  9. ^ a b "Haiti president recalls top envoy amid ongoing violent protests, calls for resignation". The Miami Herald. 13 February 2019. Retrieved 13 February 2019.
  10. ^ "Haiti - FLASH : 6th day of paralysis, the country sinks into chaos..." Haiti Libre. 13 February 2019. Retrieved 17 February 2019.
  11. ^ "Haiti's president defies violent protests, will not step down". Reuters. 2019-02-15. Retrieved 2019-02-15.
  12. ^ a b "Haiti police fire rubber pellets at mourners as protests resume". Reuters. 2019-02-23. Retrieved 2019-02-26.
  13. ^ a b c d "Haiti President Jovenel Moise defiant amid deadly protests and calls for his resignation". CNN. 15 February 2019. Retrieved 16 February 2019.
  14. ^ a b Daniel, Frank Jack (2019-02-18). "Americans arrested in Haiti with weapons: media". Reuters. Retrieved 2019-02-18.
  15. ^ Marquez, Miguel (February 18, 2019). "5 Americans arrested in Haiti". CNN. Retrieved 2019-02-18.
  16. ^ "U.S. looks to send food aid to Haiti as violence brews humanitarian crisis". The Miami Herald. 2019-02-15. Retrieved 2019-02-16.
  17. ^ "CARICOM head condemns violence in Haiti". Nation News. Retrieved 13 February 2019.
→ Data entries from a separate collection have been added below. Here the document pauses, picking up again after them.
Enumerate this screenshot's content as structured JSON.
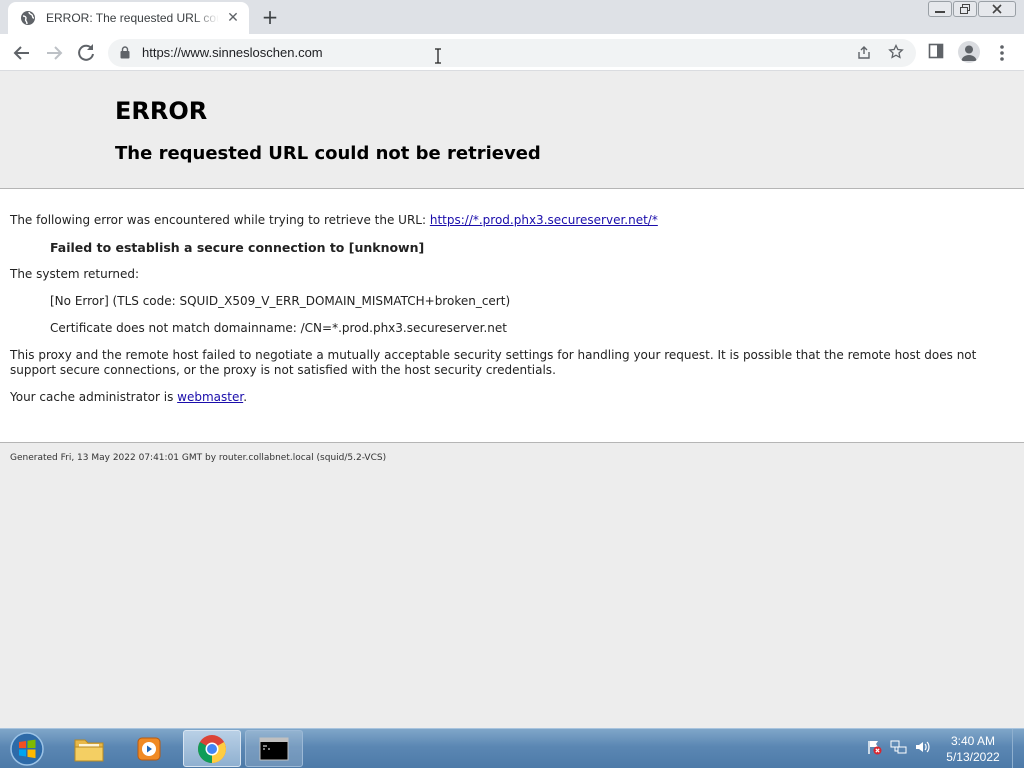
{
  "browser": {
    "tab_title": "ERROR: The requested URL could not be retrieved",
    "url": "https://www.sinnesloschen.com"
  },
  "page": {
    "title": "ERROR",
    "subtitle": "The requested URL could not be retrieved",
    "intro_text": "The following error was encountered while trying to retrieve the URL: ",
    "intro_link": "https://*.prod.phx3.secureserver.net/*",
    "error_headline": "Failed to establish a secure connection to [unknown]",
    "system_returned": "The system returned:",
    "tls_code": "[No Error] (TLS code: SQUID_X509_V_ERR_DOMAIN_MISMATCH+broken_cert)",
    "cert_mismatch": "Certificate does not match domainname: /CN=*.prod.phx3.secureserver.net",
    "proxy_paragraph": "This proxy and the remote host failed to negotiate a mutually acceptable security settings for handling your request. It is possible that the remote host does not support secure connections, or the proxy is not satisfied with the host security credentials.",
    "cache_admin_text": "Your cache administrator is ",
    "cache_admin_link": "webmaster",
    "cache_admin_suffix": ".",
    "footer": "Generated Fri, 13 May 2022 07:41:01 GMT by router.collabnet.local (squid/5.2-VCS)"
  },
  "taskbar": {
    "time": "3:40 AM",
    "date": "5/13/2022",
    "items": [
      "windows-explorer",
      "media-player",
      "google-chrome",
      "command-prompt"
    ]
  },
  "colors": {
    "link": "#1a0dab",
    "header_bg": "#ededed",
    "taskbar": "#5b87b3"
  }
}
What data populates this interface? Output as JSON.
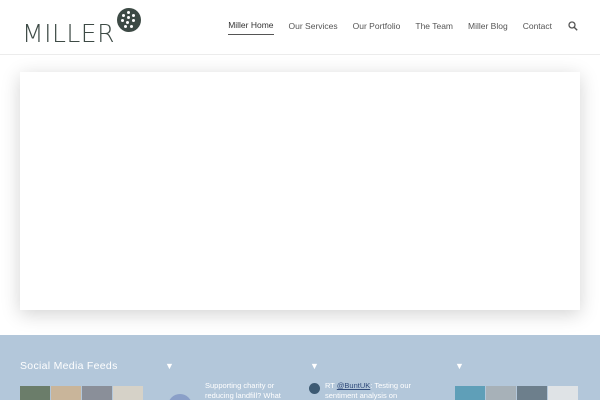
{
  "brand": {
    "name": "MILLER",
    "mark_color": "#3d4a45"
  },
  "nav": {
    "items": [
      "Miller Home",
      "Our Services",
      "Our Portfolio",
      "The Team",
      "Miller Blog",
      "Contact"
    ],
    "active": "Miller Home",
    "search_icon": "search-icon"
  },
  "footer": {
    "background": "#b3c7da",
    "social_title": "Social Media Feeds",
    "caret_icon": "triangle-down-icon",
    "facebook_post": "Supporting charity or reducing landfill? What",
    "twitter": {
      "icon": "twitter-icon",
      "prefix": "RT ",
      "handle": "@BuntUK",
      "text": ": Testing our sentiment analysis on"
    }
  }
}
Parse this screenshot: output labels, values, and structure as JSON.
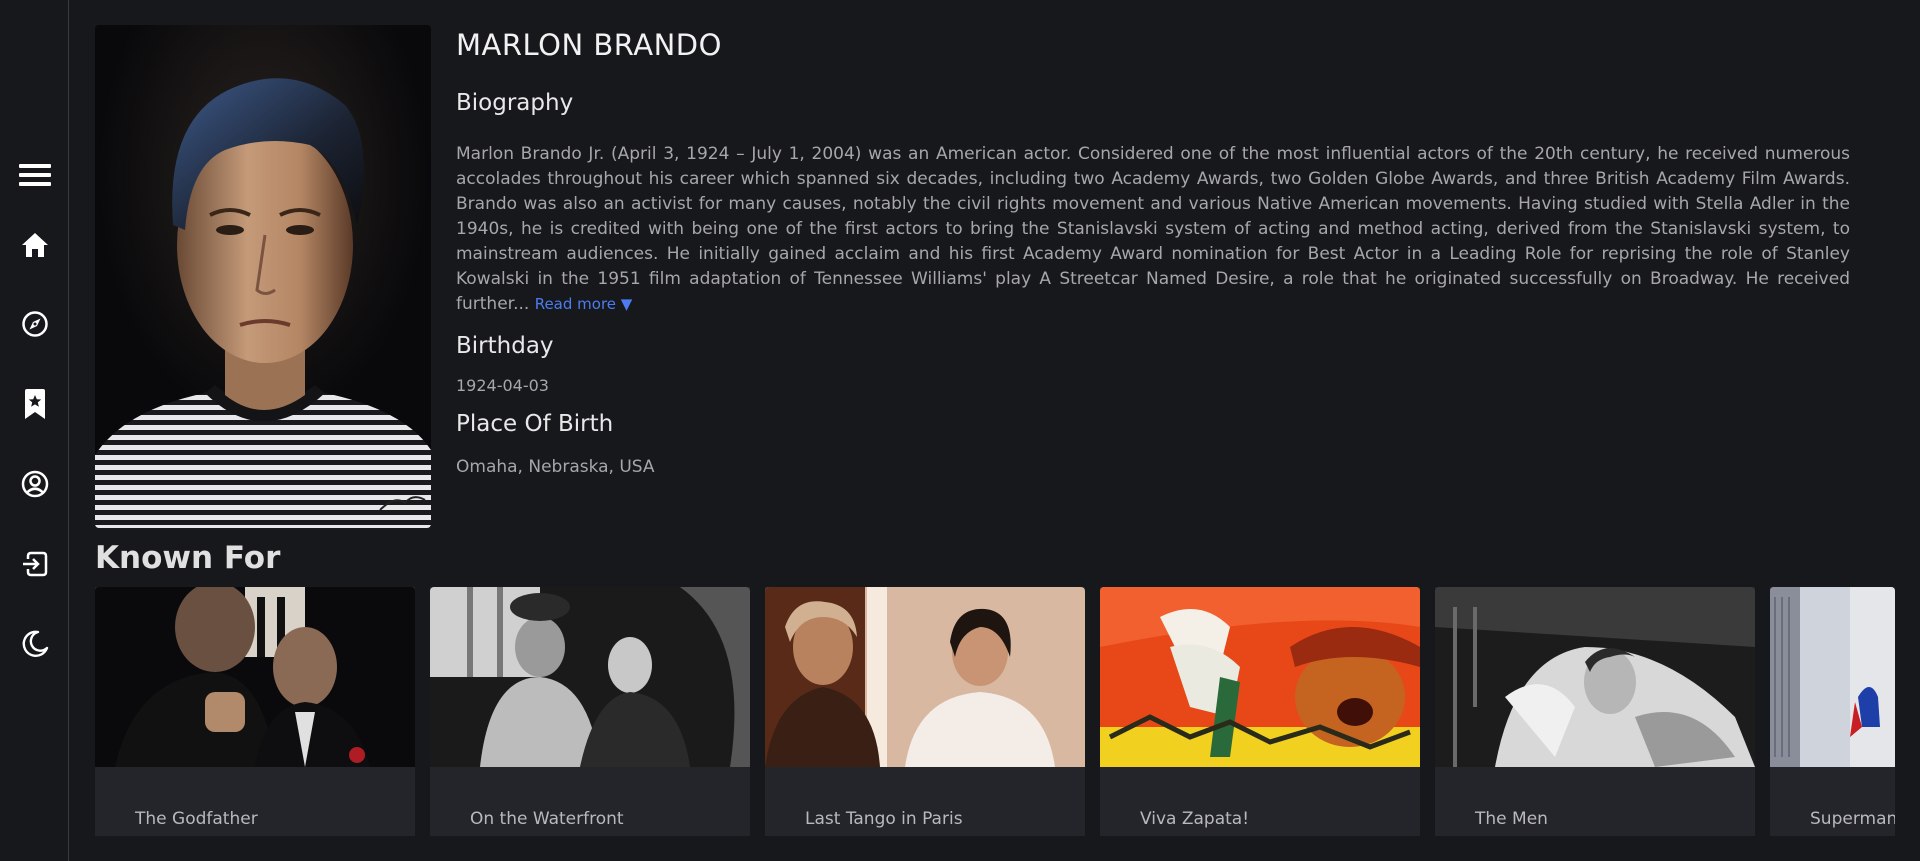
{
  "sidebar": {
    "items": [
      {
        "icon": "menu-icon"
      },
      {
        "icon": "home-icon"
      },
      {
        "icon": "compass-icon"
      },
      {
        "icon": "bookmark-icon"
      },
      {
        "icon": "user-icon"
      },
      {
        "icon": "sign-in-icon"
      },
      {
        "icon": "moon-icon"
      }
    ]
  },
  "person": {
    "name": "MARLON BRANDO",
    "biography_heading": "Biography",
    "biography": "Marlon Brando Jr. (April 3, 1924 – July 1, 2004) was an American actor. Considered one of the most influential actors of the 20th century, he received numerous accolades throughout his career which spanned six decades, including two Academy Awards, two Golden Globe Awards, and three British Academy Film Awards. Brando was also an activist for many causes, notably the civil rights movement and various Native American movements. Having studied with Stella Adler in the 1940s, he is credited with being one of the first actors to bring the Stanislavski system of acting and method acting, derived from the Stanislavski system, to mainstream audiences. He initially gained acclaim and his first Academy Award nomination for Best Actor in a Leading Role for reprising the role of Stanley Kowalski in the 1951 film adaptation of Tennessee Williams' play A Streetcar Named Desire, a role that he originated successfully on Broadway. He received further...",
    "read_more": "Read more ▼",
    "birthday_heading": "Birthday",
    "birthday": "1924-04-03",
    "place_of_birth_heading": "Place Of Birth",
    "place_of_birth": "Omaha, Nebraska, USA"
  },
  "known_for": {
    "title": "Known For",
    "movies": [
      {
        "title": "The Godfather"
      },
      {
        "title": "On the Waterfront"
      },
      {
        "title": "Last Tango in Paris"
      },
      {
        "title": "Viva Zapata!"
      },
      {
        "title": "The Men"
      },
      {
        "title": "Superman"
      }
    ]
  },
  "colors": {
    "background": "#17181c",
    "card": "#24252a",
    "link": "#4d7cf0",
    "muted_text": "#a6a6ab"
  }
}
  18. ^ "Press Release of the Core Group – 10 February 2019". United Nations Mission for Justice Support in Haiti. 10 February 2019. Retrieved 13 February 2019.